| EXERCISE DESCRIPTION |
From the listing below, copy each line that holds "name".

| DATA SECTION |
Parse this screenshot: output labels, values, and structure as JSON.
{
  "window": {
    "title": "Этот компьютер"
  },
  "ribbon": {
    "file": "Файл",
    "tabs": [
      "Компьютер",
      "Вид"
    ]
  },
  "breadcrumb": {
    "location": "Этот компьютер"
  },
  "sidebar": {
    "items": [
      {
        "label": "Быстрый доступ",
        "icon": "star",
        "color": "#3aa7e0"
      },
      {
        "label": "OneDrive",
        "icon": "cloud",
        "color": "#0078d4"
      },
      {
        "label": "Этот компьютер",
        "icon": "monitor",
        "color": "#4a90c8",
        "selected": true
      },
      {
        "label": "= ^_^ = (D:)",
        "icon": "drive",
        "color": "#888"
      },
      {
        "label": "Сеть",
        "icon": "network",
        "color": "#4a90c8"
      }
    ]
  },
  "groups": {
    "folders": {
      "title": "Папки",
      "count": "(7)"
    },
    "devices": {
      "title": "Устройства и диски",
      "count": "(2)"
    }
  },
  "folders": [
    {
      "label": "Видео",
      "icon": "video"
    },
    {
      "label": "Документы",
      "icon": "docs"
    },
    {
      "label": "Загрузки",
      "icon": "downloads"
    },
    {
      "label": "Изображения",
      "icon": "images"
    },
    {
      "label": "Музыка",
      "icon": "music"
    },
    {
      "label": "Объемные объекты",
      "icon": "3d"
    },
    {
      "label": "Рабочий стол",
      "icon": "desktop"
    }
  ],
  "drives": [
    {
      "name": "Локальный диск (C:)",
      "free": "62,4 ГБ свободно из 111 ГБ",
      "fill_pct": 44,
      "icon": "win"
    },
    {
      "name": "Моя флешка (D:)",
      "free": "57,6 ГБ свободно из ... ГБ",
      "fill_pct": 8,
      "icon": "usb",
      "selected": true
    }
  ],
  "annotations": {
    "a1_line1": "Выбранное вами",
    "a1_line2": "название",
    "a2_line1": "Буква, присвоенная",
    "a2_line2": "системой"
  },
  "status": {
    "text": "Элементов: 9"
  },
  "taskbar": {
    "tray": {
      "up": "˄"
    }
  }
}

| OUTPUT OF THE TASK |
      "name": "Локальный диск (C:)",
      "name": "Моя флешка (D:)",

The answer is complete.